Connecting Teachers To Nature
Following a successful year of connecting teachers to nature, Hawke’s Bay Regional Council, Predator Free Hawke’s Bay, and Enviroschools are planning another year of free, after-school workshops in 2020.
first workshop for the year, The Magic of Coastal Wetlands, will be at the mouth of the Tukituki River in the Haumoana Domain.
“We chose this location because it’s rich in biodiversity and easily accessible. We will have a range of activities for participants to enjoy and cater for all education sectors from early childhood to secondary-level education,” says Community Engagement Coordinator Sally Chandler.
“In 2019 we were delighted to welcome over 100 teachers to our four workshops. We currently have 18 registered to attend next week, and are keen to see some more people sign up,” Sally adds.
“The purpose of the workshops is to increase teacher confidence in using the environment as a teaching resource”, says Predator Free Hawke’s Bay Education Facilitator Robyn McCool. “Feedback we’ve received from teachers has been very positive so far, and we’re looking forward to another year of building confidence.”
As well as the Haumoana Domain workshop, there will be a Matariki-themed workshop at Kohupātiki Marae in May, a bush adventure at Te Mata Park in September, and a November wrap-up at the EIT Ōtātara Outdoor Learning Centre. To find out more and to register for upcoming workshops, visit the education event page on the Regional Council website.
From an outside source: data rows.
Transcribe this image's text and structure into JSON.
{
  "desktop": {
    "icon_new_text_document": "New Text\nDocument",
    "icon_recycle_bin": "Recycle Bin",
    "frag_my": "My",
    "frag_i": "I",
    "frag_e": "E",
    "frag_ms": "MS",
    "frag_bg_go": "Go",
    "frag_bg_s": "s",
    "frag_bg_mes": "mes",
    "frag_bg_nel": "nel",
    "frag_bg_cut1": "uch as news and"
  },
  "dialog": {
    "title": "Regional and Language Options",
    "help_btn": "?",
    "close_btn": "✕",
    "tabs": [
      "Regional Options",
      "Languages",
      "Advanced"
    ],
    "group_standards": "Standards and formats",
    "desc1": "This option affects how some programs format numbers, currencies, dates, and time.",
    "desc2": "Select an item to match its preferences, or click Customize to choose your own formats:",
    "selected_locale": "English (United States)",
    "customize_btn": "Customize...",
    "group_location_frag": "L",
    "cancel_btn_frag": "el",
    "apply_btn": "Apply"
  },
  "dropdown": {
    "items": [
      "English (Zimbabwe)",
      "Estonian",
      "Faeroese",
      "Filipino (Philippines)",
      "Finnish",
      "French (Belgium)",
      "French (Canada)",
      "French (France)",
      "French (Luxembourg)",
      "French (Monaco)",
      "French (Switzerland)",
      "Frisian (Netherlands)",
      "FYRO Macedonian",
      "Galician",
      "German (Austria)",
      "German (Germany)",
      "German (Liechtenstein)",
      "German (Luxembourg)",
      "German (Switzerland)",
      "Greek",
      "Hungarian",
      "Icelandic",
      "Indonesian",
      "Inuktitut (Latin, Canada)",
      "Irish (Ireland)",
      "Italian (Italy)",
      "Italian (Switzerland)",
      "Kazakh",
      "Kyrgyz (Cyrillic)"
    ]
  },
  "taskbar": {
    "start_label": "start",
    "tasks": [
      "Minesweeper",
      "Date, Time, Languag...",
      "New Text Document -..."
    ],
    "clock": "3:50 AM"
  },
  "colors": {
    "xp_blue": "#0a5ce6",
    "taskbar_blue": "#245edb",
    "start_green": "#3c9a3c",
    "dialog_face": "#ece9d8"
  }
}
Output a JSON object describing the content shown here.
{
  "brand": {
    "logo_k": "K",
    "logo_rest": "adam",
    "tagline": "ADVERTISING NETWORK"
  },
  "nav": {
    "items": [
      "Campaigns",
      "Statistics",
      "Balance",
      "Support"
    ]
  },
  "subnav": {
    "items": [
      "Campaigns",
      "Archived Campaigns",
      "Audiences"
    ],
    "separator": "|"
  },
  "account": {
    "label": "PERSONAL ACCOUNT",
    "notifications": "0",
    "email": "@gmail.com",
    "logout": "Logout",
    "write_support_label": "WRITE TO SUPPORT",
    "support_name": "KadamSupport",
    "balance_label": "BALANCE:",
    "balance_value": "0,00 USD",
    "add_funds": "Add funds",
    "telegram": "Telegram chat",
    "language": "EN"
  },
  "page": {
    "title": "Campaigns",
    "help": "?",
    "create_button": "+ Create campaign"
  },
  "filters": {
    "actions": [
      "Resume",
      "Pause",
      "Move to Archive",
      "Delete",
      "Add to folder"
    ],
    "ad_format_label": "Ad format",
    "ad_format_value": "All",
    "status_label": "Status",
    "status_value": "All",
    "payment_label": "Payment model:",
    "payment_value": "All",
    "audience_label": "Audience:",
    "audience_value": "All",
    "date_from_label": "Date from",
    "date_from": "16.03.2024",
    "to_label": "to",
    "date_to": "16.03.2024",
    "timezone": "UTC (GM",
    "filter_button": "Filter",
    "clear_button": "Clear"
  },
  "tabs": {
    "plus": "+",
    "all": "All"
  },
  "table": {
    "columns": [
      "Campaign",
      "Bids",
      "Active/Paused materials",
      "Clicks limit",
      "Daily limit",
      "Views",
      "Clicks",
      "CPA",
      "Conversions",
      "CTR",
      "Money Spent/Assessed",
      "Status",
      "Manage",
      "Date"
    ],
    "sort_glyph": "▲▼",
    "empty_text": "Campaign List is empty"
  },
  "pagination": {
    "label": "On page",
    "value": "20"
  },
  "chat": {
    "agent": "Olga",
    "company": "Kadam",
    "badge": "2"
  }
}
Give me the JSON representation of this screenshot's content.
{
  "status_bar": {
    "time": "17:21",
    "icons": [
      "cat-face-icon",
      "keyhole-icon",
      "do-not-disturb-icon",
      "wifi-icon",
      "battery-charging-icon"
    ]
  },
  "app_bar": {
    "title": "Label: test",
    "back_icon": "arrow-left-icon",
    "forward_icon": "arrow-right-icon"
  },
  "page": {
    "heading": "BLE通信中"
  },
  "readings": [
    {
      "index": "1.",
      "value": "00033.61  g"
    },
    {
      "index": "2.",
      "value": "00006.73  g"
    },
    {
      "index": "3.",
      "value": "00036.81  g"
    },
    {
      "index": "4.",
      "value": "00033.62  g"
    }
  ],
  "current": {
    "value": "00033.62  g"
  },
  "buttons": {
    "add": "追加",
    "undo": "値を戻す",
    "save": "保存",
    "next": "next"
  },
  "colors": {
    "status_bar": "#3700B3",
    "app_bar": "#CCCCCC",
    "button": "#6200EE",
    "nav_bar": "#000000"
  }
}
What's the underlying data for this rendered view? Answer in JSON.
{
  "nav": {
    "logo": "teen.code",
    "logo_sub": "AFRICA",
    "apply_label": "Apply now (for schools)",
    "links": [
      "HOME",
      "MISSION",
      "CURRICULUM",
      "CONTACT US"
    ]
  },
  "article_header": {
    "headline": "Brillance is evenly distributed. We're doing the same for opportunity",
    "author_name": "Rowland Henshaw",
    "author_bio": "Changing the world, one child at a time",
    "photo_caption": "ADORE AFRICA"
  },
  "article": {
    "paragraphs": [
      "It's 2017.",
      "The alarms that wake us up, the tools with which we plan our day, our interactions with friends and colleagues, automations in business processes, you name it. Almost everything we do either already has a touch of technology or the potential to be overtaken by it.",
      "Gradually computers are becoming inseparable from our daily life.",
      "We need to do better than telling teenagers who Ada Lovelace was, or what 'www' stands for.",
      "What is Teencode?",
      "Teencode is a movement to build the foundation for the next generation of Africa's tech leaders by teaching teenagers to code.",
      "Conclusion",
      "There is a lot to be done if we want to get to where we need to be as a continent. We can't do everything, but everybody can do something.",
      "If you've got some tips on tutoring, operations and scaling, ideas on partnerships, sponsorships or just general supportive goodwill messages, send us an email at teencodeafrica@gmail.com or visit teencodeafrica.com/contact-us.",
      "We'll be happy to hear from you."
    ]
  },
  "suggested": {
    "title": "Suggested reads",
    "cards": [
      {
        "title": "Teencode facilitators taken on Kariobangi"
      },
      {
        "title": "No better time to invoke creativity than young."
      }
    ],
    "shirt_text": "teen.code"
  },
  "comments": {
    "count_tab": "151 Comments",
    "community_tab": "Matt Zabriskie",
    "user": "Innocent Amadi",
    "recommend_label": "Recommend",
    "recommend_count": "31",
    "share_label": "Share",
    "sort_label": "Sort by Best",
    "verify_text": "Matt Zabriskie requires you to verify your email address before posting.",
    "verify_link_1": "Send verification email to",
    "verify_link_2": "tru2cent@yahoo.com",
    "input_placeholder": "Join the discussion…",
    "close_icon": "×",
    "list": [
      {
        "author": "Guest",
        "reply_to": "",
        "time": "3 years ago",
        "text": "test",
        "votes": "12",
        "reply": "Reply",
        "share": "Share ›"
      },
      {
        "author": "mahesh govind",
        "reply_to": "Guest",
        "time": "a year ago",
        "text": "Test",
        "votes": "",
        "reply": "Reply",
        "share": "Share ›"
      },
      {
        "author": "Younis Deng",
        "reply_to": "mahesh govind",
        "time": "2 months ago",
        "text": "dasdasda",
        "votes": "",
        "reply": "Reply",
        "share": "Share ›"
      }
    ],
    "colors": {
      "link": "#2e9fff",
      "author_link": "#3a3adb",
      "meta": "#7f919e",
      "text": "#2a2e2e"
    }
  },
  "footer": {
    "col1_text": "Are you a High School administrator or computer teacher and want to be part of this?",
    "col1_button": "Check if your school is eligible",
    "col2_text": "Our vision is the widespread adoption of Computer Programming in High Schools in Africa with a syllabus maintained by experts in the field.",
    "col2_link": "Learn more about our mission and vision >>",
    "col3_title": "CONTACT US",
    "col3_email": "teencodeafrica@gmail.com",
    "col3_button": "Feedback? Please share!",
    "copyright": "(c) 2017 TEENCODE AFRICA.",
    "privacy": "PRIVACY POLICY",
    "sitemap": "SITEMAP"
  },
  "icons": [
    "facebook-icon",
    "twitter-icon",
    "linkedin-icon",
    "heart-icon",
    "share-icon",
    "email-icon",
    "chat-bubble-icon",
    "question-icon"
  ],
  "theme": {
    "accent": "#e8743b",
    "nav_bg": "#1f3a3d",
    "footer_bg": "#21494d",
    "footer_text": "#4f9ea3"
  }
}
The workshops are designed as “tasters”, only two hours in length and run after school. Previous workshops have included undertaking water sampling at the Tūtaekurī River, a focus on Matariki at Kohupātiki Marae, a bush adventure at Dolbel Reserve and the a “Who’s in my backyard” meet the providers evening at the EIT Ōtātara Outdoor Learning Centre.